▶ **Data shown**:
════

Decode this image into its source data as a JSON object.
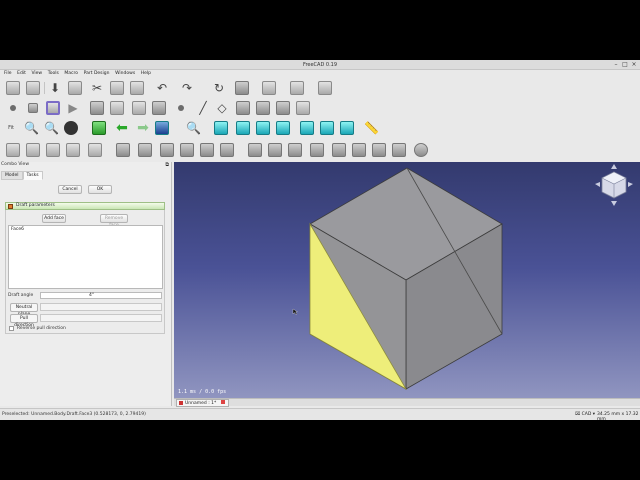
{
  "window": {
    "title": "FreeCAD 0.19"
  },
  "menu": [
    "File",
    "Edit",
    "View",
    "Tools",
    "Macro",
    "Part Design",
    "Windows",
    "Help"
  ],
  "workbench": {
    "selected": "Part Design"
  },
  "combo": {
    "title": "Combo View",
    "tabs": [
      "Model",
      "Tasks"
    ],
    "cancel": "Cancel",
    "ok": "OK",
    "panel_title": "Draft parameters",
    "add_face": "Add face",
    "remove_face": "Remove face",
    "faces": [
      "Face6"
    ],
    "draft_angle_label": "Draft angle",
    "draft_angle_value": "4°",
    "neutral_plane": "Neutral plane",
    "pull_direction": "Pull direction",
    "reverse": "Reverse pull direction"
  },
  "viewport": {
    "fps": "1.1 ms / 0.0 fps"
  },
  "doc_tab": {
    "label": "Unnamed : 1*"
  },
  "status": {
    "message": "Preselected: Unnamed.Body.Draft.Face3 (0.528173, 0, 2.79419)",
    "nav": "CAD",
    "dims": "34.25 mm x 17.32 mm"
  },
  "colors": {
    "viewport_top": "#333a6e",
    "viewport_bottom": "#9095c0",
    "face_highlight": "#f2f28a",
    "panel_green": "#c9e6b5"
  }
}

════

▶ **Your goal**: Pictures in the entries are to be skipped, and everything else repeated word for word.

▶ **Your response**:
Decode this image into its source data as a JSON object.
{
  "window": {
    "title": "FreeCAD 0.19"
  },
  "menu": [
    "File",
    "Edit",
    "View",
    "Tools",
    "Macro",
    "Part Design",
    "Windows",
    "Help"
  ],
  "workbench": {
    "selected": "Part Design"
  },
  "combo": {
    "title": "Combo View",
    "tabs": [
      "Model",
      "Tasks"
    ],
    "cancel": "Cancel",
    "ok": "OK",
    "panel_title": "Draft parameters",
    "add_face": "Add face",
    "remove_face": "Remove face",
    "faces": [
      "Face6"
    ],
    "draft_angle_label": "Draft angle",
    "draft_angle_value": "4°",
    "neutral_plane": "Neutral plane",
    "pull_direction": "Pull direction",
    "reverse": "Reverse pull direction"
  },
  "viewport": {
    "fps": "1.1 ms / 0.0 fps"
  },
  "doc_tab": {
    "label": "Unnamed : 1*"
  },
  "status": {
    "message": "Preselected: Unnamed.Body.Draft.Face3 (0.528173, 0, 2.79419)",
    "nav": "CAD",
    "dims": "34.25 mm x 17.32 mm"
  },
  "colors": {
    "viewport_top": "#333a6e",
    "viewport_bottom": "#9095c0",
    "face_highlight": "#f2f28a",
    "panel_green": "#c9e6b5"
  }
}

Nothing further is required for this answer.